    "Séance for Hilma" is made from recycled "found" CCO public domain materials."Séance for Hilma," by Gwendolyn Audrey Foster. Copyright © 2018 Gwendolyn Audrey Foster. All rights reserved.

  5. Kitchen Sink Film (Teaser)

    Festivals and Awards:

    Lisbon Short Film Rendezvous Film Festival (Finalist) Portugal 2021
    Xprmntl Film Festival, London 2021
    Alchemy Film and Moving Image Festival, Scotland 2020
    NewFilmmakers, Anthology Film Archives NY 2020
    AltFF Alternative Film Festival (Semi-Finalist, Best Experimental Short Animated Film) Toronto 2020
    Fisura International Festival of Experimental Film & Video Mexico 2020
    International Moving Film Festival (Semi-Finalist, Best Experimental Film Editing & Effects) Iran 2020
    KinoDrome: International Motion Picture & Screenplay Festival Cleveland OH 2020
    L’Age d’Or International Art-house Film Festival:
    (Critic’s Choice Award Experimental Film) India 2020
    TRMF Animation Competition, Asheville NC 2020
    The Black Mountain Experimental Film and Music Festival 2020
    We Make Movies International Film Festival, LA 2020
    London Experimental Film Festival UK 2020
    FLIGHT/Mostra del Cinema, Genoa (Animated Experimental Films), Italy 2020
    Palm Springs International Animation Film Festival & Expo (Abstract Animated Shorts Collection) Palm Springs CA 2019
    Aggregate Animated International Short Film Festival, San Francisco 2019
    The Itinerant Cinema of La Bête Rousse Touring Experimental Film Festival, Belgium & France 2019

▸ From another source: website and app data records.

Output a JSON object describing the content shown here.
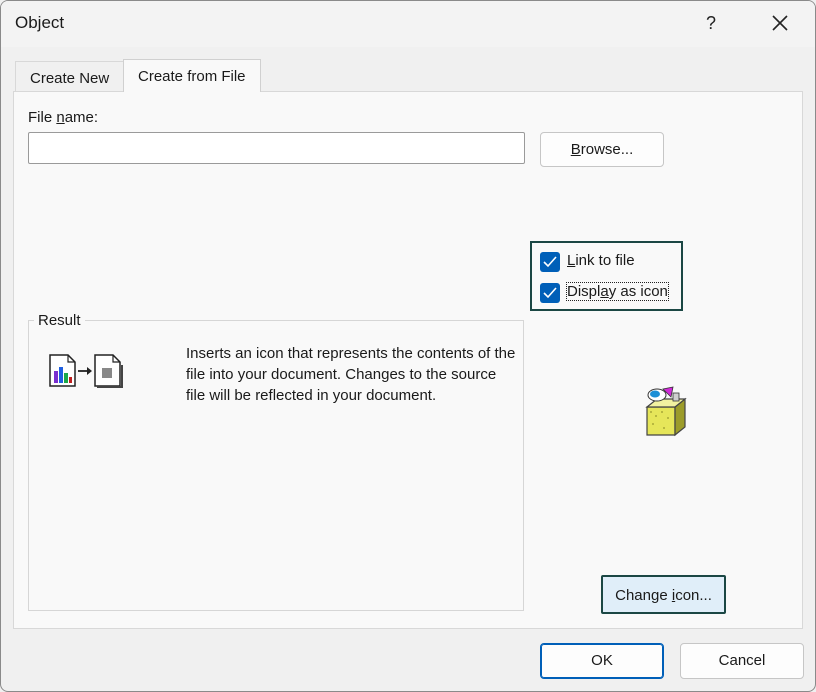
{
  "window": {
    "title": "Object",
    "help_label": "?",
    "close_icon": "close-icon"
  },
  "tabs": [
    {
      "label": "Create New",
      "active": false
    },
    {
      "label": "Create from File",
      "active": true
    }
  ],
  "file": {
    "label_pre": "File ",
    "label_ul": "n",
    "label_post": "ame:",
    "value": "",
    "browse_pre": "",
    "browse_ul": "B",
    "browse_post": "rowse..."
  },
  "options": {
    "link": {
      "pre": "",
      "ul": "L",
      "post": "ink to file",
      "checked": true
    },
    "display": {
      "pre": "Displ",
      "ul": "a",
      "post": "y as icon",
      "checked": true
    }
  },
  "result": {
    "label": "Result",
    "description": "Inserts an icon that represents the contents of the file into your document. Changes to the source file will be reflected in your document."
  },
  "buttons": {
    "change_icon_pre": "Change ",
    "change_icon_ul": "i",
    "change_icon_post": "con...",
    "ok": "OK",
    "cancel": "Cancel"
  },
  "colors": {
    "accent": "#005fb8",
    "focus_border": "#1b4744",
    "panel_bg": "#f9f9f9",
    "window_bg": "#f0f0f0"
  }
}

    Direct animation. A cameraless Fluxus film - made in my kitchen sink. A playful celebration of light, color and abstraction. Hand-processed, hand-painted, hand-scratched, baked, and edited 16mm film.

    For Barbara Rubin, Marie Menken, Maya Deren, Chick Strand, Gunvor Nelson, Su Friedrich, Barbara Hammer, Storm de Hirsch and other visionary experimental women filmmakers; creators of such personal, hand-made, dazzling and poetic cinema.

    Teaser of Kitchen Sink Film which is 3:48 minutes.

    Copyright © 2019 Gwendolyn Audrey Foster. All rights reserved. A Kitchen Table Film.

  6. Run / Fall

    Exploding Cinema Bunker online edition 2020.
    Save The Archives Film Festival, Milwaukee 2019
    Fu#k Narration Festival at Chimeres Space, Athens, Greece 2018.

    "Things are never as they seem."―Jim Thompson.

    "'Run / Fall' is both a détournement and an experiment in automatism (automatic writing via chance editing) made in the spirit of Surrealism; my subconscious and Chance as co-authors. I found myself repeating a disturbing image of an outsider running from a menacing red abstraction; a visual motif connecting fifties hysteria with the political anxieties of the present." ―Gwendolyn Audrey Foster

    "Run / Fall" is made from materials in the Public Domain, or material released under a Creative Commons CC0 Public Domain license.

    "Run / Fall": music and film by Gwendolyn Audrey Foster. Copyright © 2017 Gwendolyn Audrey Foster. All rights reserved.